Q: I got a judgment against someone that owes me money. Then I found out the judgment is not automatically paid and we do not imprison people for failure to pay debts. I know this guy has a lot of money in the bank, so how can I get it?
A: A debtor’s bank account can be a beautiful thing when you hold a judgment. Through a judicial process called garnishment, you can require the bank to pay you money held for the debtor instead of paying the debtor.
Garnishment can be used to require anybody who owes money to your debtor to pay you. The process is relatively simple, but technical, so I recommend you retain an attorney to further your collection effort.
Any person holding money due to a debtor and certain future debts, including wages, can be subject to garnishment. After proper application, the court that issued the final judgment issues a writ of garnishment. The judgment creditor must wait 10 days after judgment for applying for the writ, but it is promptly issued by the court after application.
When filing the motion for writ of garnishment, a filing fee must be paid and you must also deposit with the clerk $100 as partial payment toward the garnishees attorney’s fees. Unfortunately, the garnishment statutes do not provide for recovery of the judgment creditor’s attorney fees in pursuit of garnishment.
The motion for garnishment is supposed to state that you do not believe the debtor has visible property in his possession sufficient to satisfy the judgment.
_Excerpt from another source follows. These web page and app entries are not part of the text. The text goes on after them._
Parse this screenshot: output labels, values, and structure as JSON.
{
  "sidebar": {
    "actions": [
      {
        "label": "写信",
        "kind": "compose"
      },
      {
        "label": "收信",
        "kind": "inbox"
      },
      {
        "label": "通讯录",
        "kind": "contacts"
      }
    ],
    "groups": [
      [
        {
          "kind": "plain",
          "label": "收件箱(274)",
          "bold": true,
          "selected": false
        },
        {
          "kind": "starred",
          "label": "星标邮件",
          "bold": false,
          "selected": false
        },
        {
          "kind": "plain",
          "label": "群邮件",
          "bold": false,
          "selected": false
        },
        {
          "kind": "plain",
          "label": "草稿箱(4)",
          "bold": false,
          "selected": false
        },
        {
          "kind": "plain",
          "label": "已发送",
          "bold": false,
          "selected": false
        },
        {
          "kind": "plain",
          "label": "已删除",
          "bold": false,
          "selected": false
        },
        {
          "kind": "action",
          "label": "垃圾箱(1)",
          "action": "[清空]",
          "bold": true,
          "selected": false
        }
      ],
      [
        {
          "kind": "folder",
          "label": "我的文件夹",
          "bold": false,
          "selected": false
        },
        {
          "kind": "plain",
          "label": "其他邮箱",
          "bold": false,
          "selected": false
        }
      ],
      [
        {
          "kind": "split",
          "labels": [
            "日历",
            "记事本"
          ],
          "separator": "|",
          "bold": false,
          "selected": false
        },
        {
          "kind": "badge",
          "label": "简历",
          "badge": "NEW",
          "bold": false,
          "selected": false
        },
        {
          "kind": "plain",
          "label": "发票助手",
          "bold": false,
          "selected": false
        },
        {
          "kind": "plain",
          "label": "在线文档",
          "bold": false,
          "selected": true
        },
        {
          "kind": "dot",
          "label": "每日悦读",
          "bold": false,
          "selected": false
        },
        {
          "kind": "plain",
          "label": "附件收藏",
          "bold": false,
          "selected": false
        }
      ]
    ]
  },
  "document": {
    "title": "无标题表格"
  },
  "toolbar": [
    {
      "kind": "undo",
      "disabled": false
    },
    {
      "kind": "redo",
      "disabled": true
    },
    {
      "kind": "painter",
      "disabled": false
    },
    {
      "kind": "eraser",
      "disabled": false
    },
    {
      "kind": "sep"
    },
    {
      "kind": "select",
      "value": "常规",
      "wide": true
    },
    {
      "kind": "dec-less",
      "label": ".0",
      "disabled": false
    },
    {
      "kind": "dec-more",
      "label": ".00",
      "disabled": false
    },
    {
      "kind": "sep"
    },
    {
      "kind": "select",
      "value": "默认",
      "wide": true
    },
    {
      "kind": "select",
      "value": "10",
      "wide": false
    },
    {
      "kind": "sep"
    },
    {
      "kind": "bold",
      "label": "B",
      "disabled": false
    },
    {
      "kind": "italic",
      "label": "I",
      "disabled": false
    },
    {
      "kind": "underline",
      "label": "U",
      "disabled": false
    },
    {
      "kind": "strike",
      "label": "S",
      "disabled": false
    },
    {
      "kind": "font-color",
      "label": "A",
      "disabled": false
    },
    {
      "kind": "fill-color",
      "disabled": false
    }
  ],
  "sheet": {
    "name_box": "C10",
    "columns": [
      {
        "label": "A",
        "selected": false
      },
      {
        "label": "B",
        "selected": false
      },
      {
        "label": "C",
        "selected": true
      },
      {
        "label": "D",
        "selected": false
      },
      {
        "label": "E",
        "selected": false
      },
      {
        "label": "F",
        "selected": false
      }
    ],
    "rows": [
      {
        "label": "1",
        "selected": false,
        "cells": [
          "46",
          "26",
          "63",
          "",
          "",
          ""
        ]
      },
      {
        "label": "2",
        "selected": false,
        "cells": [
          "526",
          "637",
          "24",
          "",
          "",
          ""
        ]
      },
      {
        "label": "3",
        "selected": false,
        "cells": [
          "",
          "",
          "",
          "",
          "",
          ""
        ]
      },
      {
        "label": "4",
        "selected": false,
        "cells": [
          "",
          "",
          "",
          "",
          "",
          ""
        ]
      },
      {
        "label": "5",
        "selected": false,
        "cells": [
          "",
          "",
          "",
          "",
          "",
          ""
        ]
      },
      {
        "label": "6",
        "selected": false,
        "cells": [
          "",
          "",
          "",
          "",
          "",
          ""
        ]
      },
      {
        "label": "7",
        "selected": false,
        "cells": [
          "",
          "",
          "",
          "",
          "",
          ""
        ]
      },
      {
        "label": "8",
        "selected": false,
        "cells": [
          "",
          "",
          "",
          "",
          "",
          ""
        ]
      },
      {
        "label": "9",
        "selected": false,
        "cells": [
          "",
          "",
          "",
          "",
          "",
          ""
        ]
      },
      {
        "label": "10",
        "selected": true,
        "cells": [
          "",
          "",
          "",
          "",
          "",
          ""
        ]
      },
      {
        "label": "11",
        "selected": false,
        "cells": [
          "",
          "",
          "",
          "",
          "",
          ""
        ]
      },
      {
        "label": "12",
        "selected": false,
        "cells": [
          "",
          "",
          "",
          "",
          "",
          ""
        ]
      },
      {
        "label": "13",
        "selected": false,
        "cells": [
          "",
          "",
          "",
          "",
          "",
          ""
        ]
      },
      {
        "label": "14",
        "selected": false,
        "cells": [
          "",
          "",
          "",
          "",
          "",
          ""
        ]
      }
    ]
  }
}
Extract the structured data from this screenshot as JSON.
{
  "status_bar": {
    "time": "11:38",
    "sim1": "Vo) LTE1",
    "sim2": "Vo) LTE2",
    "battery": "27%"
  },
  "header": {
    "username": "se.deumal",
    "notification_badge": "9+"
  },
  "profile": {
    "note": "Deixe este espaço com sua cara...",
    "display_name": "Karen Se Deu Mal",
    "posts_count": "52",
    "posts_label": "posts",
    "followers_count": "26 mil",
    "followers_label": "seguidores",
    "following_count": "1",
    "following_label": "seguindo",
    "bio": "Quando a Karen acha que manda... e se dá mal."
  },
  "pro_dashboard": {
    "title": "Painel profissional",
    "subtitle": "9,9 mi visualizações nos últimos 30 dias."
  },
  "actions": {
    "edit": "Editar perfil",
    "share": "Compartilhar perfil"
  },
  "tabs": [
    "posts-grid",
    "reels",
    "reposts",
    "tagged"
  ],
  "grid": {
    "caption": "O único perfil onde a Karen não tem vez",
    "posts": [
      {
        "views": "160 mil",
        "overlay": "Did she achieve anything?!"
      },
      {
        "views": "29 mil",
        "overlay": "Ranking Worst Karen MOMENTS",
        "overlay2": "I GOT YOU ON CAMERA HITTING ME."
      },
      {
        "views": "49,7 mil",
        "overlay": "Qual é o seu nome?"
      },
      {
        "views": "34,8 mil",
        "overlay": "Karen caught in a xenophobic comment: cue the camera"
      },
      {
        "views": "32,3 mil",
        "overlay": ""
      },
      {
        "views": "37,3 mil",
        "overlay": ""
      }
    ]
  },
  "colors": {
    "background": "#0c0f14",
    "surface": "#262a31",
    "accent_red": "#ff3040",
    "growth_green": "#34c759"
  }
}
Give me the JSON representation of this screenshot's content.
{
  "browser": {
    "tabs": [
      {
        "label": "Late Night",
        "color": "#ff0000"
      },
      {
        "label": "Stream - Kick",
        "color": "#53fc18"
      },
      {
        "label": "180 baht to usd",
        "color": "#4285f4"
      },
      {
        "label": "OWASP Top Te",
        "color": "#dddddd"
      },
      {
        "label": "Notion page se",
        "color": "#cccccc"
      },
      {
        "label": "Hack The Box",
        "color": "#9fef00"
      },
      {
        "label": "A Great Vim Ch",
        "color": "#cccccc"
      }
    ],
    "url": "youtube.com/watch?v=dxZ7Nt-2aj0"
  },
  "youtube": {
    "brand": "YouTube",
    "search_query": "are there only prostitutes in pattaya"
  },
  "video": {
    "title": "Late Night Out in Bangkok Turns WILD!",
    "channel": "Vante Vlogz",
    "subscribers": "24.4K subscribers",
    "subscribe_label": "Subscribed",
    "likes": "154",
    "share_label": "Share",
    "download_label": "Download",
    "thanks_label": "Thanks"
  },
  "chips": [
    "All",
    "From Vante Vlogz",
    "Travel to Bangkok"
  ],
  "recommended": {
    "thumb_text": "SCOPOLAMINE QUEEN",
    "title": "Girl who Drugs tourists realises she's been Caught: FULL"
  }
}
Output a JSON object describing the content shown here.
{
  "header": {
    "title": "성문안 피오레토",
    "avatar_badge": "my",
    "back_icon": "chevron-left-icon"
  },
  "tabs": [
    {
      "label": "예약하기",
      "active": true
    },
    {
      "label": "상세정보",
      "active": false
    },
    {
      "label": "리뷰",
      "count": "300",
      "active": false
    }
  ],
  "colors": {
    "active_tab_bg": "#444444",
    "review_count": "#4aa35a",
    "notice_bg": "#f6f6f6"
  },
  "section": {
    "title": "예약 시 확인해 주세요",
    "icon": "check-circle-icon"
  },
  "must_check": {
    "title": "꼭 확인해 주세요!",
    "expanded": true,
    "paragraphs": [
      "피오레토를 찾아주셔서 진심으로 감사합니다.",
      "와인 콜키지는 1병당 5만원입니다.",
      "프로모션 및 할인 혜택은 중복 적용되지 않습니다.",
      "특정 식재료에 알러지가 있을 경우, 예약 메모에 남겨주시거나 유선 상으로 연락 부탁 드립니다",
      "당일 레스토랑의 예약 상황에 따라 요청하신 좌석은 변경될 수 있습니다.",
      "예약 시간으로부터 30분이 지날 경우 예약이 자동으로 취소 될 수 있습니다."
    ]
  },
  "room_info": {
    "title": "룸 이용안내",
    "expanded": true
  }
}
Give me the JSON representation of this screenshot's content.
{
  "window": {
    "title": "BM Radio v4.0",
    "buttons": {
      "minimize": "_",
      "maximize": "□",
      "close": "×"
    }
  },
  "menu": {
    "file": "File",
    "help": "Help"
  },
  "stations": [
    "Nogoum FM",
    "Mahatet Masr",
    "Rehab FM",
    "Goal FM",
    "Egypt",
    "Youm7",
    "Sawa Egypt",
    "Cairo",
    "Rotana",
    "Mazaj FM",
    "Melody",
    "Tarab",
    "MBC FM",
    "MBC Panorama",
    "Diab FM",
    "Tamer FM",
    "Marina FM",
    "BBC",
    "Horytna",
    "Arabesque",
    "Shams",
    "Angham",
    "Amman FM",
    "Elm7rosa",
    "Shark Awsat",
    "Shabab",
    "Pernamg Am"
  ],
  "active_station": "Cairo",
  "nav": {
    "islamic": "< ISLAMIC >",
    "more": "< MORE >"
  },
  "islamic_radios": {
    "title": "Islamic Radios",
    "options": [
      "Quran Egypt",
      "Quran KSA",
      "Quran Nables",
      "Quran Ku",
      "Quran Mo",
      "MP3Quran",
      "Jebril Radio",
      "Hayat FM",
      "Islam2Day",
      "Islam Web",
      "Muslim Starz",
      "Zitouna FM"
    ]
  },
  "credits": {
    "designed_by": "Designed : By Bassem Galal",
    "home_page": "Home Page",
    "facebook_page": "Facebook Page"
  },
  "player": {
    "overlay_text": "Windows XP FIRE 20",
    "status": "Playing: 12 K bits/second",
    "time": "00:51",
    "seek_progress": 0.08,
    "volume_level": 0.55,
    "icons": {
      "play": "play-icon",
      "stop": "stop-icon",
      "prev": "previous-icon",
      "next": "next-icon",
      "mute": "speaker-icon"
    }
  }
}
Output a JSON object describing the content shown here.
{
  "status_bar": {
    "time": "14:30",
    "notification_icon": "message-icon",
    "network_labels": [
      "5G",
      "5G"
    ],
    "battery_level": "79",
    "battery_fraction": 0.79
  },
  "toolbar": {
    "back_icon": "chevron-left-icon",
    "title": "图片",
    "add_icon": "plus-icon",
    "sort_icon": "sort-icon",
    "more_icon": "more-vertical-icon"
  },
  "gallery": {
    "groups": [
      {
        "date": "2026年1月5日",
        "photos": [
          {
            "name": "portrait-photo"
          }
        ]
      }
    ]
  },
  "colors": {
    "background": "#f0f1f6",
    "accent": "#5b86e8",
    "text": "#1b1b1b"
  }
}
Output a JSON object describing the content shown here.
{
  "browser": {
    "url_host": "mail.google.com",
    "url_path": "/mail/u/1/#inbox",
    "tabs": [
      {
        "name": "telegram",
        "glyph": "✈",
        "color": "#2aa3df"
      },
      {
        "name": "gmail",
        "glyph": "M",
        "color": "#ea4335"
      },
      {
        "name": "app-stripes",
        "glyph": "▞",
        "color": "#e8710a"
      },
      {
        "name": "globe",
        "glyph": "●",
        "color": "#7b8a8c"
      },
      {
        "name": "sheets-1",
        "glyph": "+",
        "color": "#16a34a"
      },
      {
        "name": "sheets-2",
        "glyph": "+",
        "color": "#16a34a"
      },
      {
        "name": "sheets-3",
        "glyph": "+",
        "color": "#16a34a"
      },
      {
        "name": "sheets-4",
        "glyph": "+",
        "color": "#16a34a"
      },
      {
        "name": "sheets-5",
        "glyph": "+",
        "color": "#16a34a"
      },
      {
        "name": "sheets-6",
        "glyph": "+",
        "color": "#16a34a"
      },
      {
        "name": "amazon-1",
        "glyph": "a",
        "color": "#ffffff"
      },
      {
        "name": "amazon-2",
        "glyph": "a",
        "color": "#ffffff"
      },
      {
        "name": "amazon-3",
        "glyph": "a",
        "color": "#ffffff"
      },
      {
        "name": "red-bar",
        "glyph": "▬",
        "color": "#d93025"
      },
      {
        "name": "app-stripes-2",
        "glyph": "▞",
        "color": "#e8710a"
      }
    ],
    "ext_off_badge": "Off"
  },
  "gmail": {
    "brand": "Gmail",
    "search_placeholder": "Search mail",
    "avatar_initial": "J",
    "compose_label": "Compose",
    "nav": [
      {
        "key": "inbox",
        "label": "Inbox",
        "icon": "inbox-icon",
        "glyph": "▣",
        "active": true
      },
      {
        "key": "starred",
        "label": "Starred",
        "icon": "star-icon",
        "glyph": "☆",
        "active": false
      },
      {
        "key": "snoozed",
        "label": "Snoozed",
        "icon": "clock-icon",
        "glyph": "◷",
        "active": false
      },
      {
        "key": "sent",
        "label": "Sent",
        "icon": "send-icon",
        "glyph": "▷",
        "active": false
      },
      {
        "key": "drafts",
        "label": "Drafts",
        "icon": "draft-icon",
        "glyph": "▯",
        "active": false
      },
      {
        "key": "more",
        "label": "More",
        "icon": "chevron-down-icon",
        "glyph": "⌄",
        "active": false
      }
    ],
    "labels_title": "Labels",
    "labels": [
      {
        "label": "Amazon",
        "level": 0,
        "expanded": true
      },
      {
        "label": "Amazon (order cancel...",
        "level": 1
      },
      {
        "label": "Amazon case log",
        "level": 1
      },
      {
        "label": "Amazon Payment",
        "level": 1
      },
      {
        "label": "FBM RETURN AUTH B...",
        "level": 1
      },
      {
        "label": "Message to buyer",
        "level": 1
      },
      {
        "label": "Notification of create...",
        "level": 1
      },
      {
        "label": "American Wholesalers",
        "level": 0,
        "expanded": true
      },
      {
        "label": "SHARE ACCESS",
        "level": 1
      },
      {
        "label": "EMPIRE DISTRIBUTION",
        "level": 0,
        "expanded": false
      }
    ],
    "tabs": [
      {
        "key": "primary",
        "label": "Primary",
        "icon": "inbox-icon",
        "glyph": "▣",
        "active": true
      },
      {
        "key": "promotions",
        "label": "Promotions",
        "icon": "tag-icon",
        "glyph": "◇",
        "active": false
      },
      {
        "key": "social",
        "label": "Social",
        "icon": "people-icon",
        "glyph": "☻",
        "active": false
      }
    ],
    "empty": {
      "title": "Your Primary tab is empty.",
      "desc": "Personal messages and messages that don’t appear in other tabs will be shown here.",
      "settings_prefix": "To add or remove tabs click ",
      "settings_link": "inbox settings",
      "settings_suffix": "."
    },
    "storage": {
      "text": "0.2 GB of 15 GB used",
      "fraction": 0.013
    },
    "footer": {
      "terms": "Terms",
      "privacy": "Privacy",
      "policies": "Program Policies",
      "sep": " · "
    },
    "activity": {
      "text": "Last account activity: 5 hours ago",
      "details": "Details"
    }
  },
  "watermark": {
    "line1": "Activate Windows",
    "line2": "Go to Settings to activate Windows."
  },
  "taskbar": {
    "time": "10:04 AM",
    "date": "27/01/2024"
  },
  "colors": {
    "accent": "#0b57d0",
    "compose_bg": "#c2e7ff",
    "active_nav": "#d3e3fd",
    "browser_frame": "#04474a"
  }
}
That is a precondition to issuance of the writ. If the motion is in proper form, the clerk will issue the writ without a hearing and either the Sheriff or private process server delivers the garnishment writ to the bank.
The bank has 20 days within which to answer the writ. In its answer, the bank confirms or denies that it is holding money for the debtor. The amount of money necessary to satisfy the judgment is frozen until the process is completed.
The requirement to hold the debtor’s funds is quite strong. In one recent case, an attorney was held liable to the judgment holder when a writ of garnishment was served on the attorney. The attorney had written a check on his trust account from funds held for the client, who was the judgment debtor. The check had not cleared the account but the attorney did not issue a stop payment. The Florida Supreme Court held the attorney had a duty under the garnishment writ to retain property in his possession or control and that the funds were still in the attorney’s possession and control until the check was paid. The attorney was saddled with liability.
You are not required to pre-notify the debtor of your effort to obtain a writ of garnishment. The statutes recognize that prior notice would allow the debtor to run down to the bank and take out his money. You are required to provide notice to the debtor within five business days after the writ is issued or three business days after service on the bank, whichever is later. The clerk is required to attach to the garnishment writ a form for the judgment debtor to claim any exemption from garnishment provided by the law. Those exemptions include exemption from garnishment of wages if the debtor is held of household. If the bank account is comprised solely of those wages, the exemption may also apply to the bank account. The debtor is also allowed to raise other defenses.
Within five days of the bank’s answer to the garnishment writ, you are required to serve notice with copies of the answer on the debtor and the debtor has twenty days to move to dissolve the writ. A hearing is held to determine if the writ should be dissolved or if any exemptions or defenses are valid. If you are successful, judgment will be entered and the bank ordered to pay you the debtor’s money.
Garnishment can be a powerful collection weapon. Because the procedures and timing are quite technical and mandated by statute, you would be well served to retain an experienced attorney for further pursuit of your collection effort in this matter.
William G. Morris is a lawyer with offices at 247 N. Collier Blvd., Marco Island. The column is not intended to be legal advice for specific circumstances. General questions can be sent by e-mail to email@example.com or by fax to (239) 642-0722. Read other columns at http://www.wgmorris.com.